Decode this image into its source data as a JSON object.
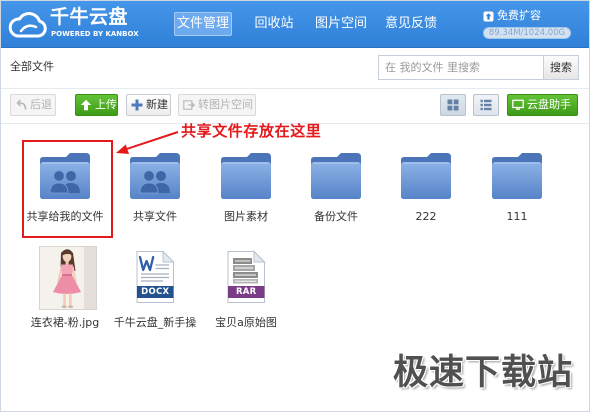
{
  "app": {
    "title": "千牛云盘",
    "subtitle": "POWERED BY KANBOX",
    "logo_icon": "cloud-logo-icon"
  },
  "nav": {
    "tabs": [
      {
        "label": "文件管理",
        "active": true
      },
      {
        "label": "回收站",
        "active": false
      },
      {
        "label": "图片空间",
        "active": false
      },
      {
        "label": "意见反馈",
        "active": false
      }
    ]
  },
  "account": {
    "expand_icon": "expand-storage-icon",
    "expand_label": "免费扩容",
    "storage_text": "89.34M/1024.00G"
  },
  "breadcrumb": {
    "current": "全部文件"
  },
  "search": {
    "placeholder": "在 我的文件 里搜索",
    "button_label": "搜索"
  },
  "toolbar": {
    "back": {
      "label": "后退",
      "icon": "back-arrow-icon",
      "enabled": false
    },
    "upload": {
      "label": "上传",
      "icon": "upload-arrow-icon",
      "enabled": true
    },
    "new": {
      "label": "新建",
      "icon": "plus-icon",
      "enabled": true
    },
    "to_image_space": {
      "label": "转图片空间",
      "icon": "image-space-icon",
      "enabled": false
    },
    "grid_view": {
      "icon": "grid-view-icon",
      "selected": true
    },
    "list_view": {
      "icon": "list-view-icon",
      "selected": false
    },
    "helper": {
      "label": "云盘助手",
      "icon": "monitor-icon"
    }
  },
  "files": [
    {
      "name": "共享给我的文件",
      "icon": "shared-folder-icon"
    },
    {
      "name": "共享文件",
      "icon": "shared-folder-icon"
    },
    {
      "name": "图片素材",
      "icon": "folder-icon"
    },
    {
      "name": "备份文件",
      "icon": "folder-icon"
    },
    {
      "name": "222",
      "icon": "folder-icon"
    },
    {
      "name": "111",
      "icon": "folder-icon"
    },
    {
      "name": "连衣裙-粉.jpg",
      "icon": "image-thumbnail"
    },
    {
      "name": "千牛云盘_新手操",
      "icon": "docx-file-icon",
      "badge": "DOCX"
    },
    {
      "name": "宝贝a原始图",
      "icon": "rar-file-icon",
      "badge": "RAR"
    }
  ],
  "annotation": {
    "text": "共享文件存放在这里"
  },
  "watermark": {
    "text": "极速下载站"
  },
  "colors": {
    "header_blue": "#3b8be4",
    "tab_active_bg": "#6eaaee",
    "button_green": "#47a51d",
    "annotation_red": "#e3191b",
    "folder_blue": "#5b87c9",
    "docx_band": "#24528f",
    "rar_band": "#7b3c87",
    "watermark_grey": "#505050"
  }
}
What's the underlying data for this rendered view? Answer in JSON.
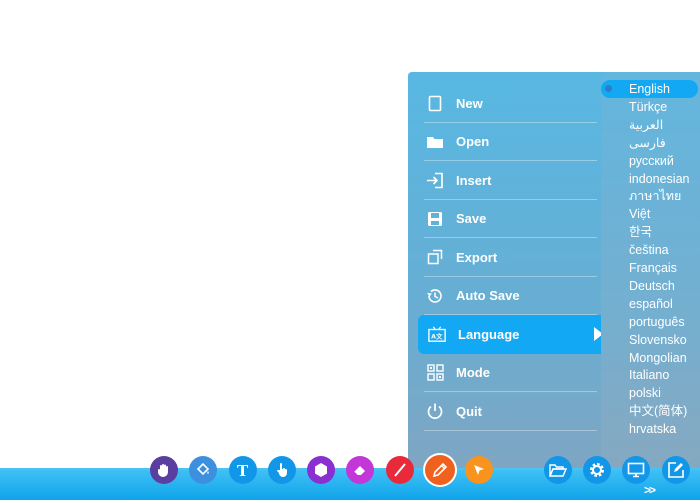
{
  "menu": {
    "items": [
      {
        "label": "New",
        "icon": "new-file-icon"
      },
      {
        "label": "Open",
        "icon": "folder-icon"
      },
      {
        "label": "Insert",
        "icon": "insert-icon"
      },
      {
        "label": "Save",
        "icon": "save-icon"
      },
      {
        "label": "Export",
        "icon": "export-icon"
      },
      {
        "label": "Auto Save",
        "icon": "auto-save-icon"
      },
      {
        "label": "Language",
        "icon": "language-icon",
        "active": true
      },
      {
        "label": "Mode",
        "icon": "mode-icon"
      },
      {
        "label": "Quit",
        "icon": "power-icon"
      }
    ]
  },
  "language": {
    "selected": "English",
    "options": [
      "English",
      "Türkçe",
      "العربية",
      "فارسی",
      "русский",
      "indonesian",
      "ภาษาไทย",
      "Việt",
      "한국",
      "čeština",
      "Français",
      "Deutsch",
      "español",
      "português",
      "Slovensko",
      "Mongolian",
      "Italiano",
      "polski",
      "中文(简体)",
      "hrvatska"
    ]
  },
  "toolbar": {
    "tools": [
      {
        "name": "hand-tool",
        "icon": "hand-icon",
        "color": "#5a3fa0"
      },
      {
        "name": "fill-tool",
        "icon": "paint-bucket-icon",
        "color": "#3d8fe0"
      },
      {
        "name": "text-tool",
        "icon": "text-icon",
        "color": "#1296e8"
      },
      {
        "name": "pointer-tool",
        "icon": "pointer-hand-icon",
        "color": "#1296e8"
      },
      {
        "name": "shape-tool",
        "icon": "hexagon-icon",
        "color": "#8a2fd0"
      },
      {
        "name": "eraser-tool",
        "icon": "eraser-icon",
        "color": "#c336d8"
      },
      {
        "name": "line-tool",
        "icon": "line-icon",
        "color": "#e82a3a"
      },
      {
        "name": "pen-tool",
        "icon": "pencil-icon",
        "color": "#f0611e"
      },
      {
        "name": "select-tool",
        "icon": "cursor-arrow-icon",
        "color": "#f8941e"
      }
    ],
    "right_tools": [
      {
        "name": "open-folder",
        "icon": "open-folder-icon",
        "color": "#1296e8"
      },
      {
        "name": "settings",
        "icon": "gear-icon",
        "color": "#1296e8"
      },
      {
        "name": "display",
        "icon": "monitor-icon",
        "color": "#1296e8"
      },
      {
        "name": "edit",
        "icon": "edit-square-icon",
        "color": "#1296e8"
      }
    ],
    "expand_label": ">>"
  }
}
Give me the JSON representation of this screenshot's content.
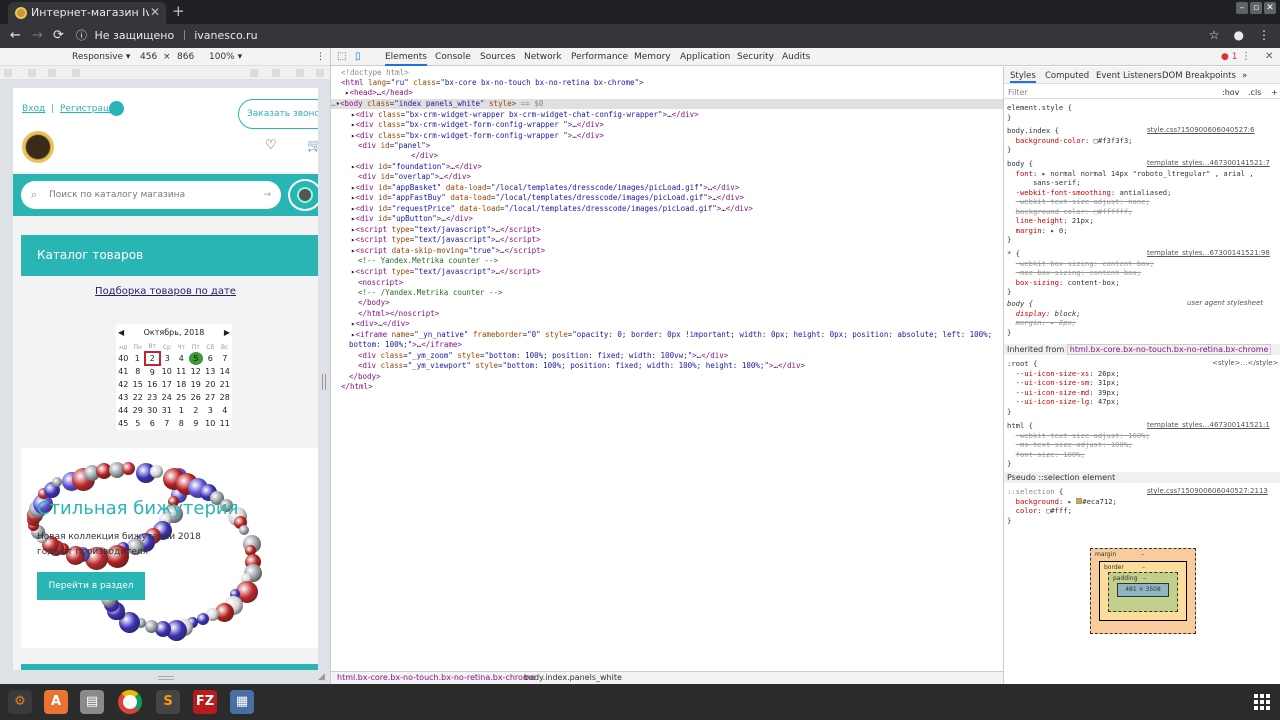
{
  "browser": {
    "tab_title": "Интернет-магазин Ivanesco",
    "tab_close": "✕",
    "new_tab": "+",
    "security_text": "Не защищено",
    "url": "ivanesco.ru",
    "nav_back": "←",
    "nav_forward": "→",
    "nav_reload": "⟳",
    "bookmark_icon": "☆",
    "menu_icon": "⋮"
  },
  "device_toolbar": {
    "mode": "Responsive ▾",
    "width": "456",
    "times": "×",
    "height": "866",
    "zoom": "100% ▾",
    "more": "⋮"
  },
  "site": {
    "login": "Вход",
    "sep": "|",
    "register": "Регистрация",
    "call_button": "Заказать звонок",
    "search_placeholder": "Поиск по каталогу магазина",
    "catalog": "Каталог товаров",
    "dates_link": "Подборка товаров по дате",
    "banner_title": "Стильная бижутерия",
    "banner_sub": "Новая коллекция бижутерии 2018 года от производителя",
    "banner_button": "Перейти в раздел"
  },
  "calendar": {
    "prev": "◀",
    "next": "▶",
    "month": "Октябрь, 2018",
    "headers": [
      "нд",
      "Пн",
      "Вт",
      "Ср",
      "Чт",
      "Пт",
      "Сб",
      "Вс"
    ],
    "rows": [
      [
        "40",
        "1",
        "2",
        "3",
        "4",
        "5",
        "6",
        "7"
      ],
      [
        "41",
        "8",
        "9",
        "10",
        "11",
        "12",
        "13",
        "14"
      ],
      [
        "42",
        "15",
        "16",
        "17",
        "18",
        "19",
        "20",
        "21"
      ],
      [
        "43",
        "22",
        "23",
        "24",
        "25",
        "26",
        "27",
        "28"
      ],
      [
        "44",
        "29",
        "30",
        "31",
        "1",
        "2",
        "3",
        "4"
      ],
      [
        "45",
        "5",
        "6",
        "7",
        "8",
        "9",
        "10",
        "11"
      ]
    ],
    "today": "2",
    "selected": "5"
  },
  "devtools": {
    "tabs": [
      "Elements",
      "Console",
      "Sources",
      "Network",
      "Performance",
      "Memory",
      "Application",
      "Security",
      "Audits"
    ],
    "active_tab": "Elements",
    "error_count": "1",
    "close": "✕",
    "breadcrumbs": [
      "html.bx-core.bx-no-touch.bx-no-retina.bx-chrome",
      "body.index.panels_white"
    ],
    "styles_tabs": [
      "Styles",
      "Computed",
      "Event Listeners",
      "DOM Breakpoints",
      "»"
    ],
    "filter_placeholder": "Filter",
    "hov": ":hov",
    "cls": ".cls",
    "plus": "+",
    "inherited_label": "Inherited from",
    "inherited_from": "html.bx-core.bx-no-touch.bx-no-retina.bx-chrome",
    "pseudo_label": "Pseudo ::selection element",
    "box": {
      "margin": "margin",
      "border": "border",
      "padding": "padding",
      "content": "481 × 3508",
      "dash": "–"
    }
  },
  "colors": {
    "accent": "#29b5b3",
    "devtools_tag": "#881280",
    "devtools_attr": "#994500",
    "devtools_value": "#1a1aa6"
  },
  "taskbar": {
    "apps": [
      "settings-icon",
      "store-icon",
      "files-icon",
      "chrome-icon",
      "sublime-icon",
      "filezilla-icon",
      "taskmanager-icon"
    ],
    "filezilla_label": "FZ"
  }
}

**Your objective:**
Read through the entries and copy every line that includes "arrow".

**Written response:**
      "icon": "back-arrow-icon",
      "icon": "upload-arrow-icon",
        "icon": "cursor-arrow-icon",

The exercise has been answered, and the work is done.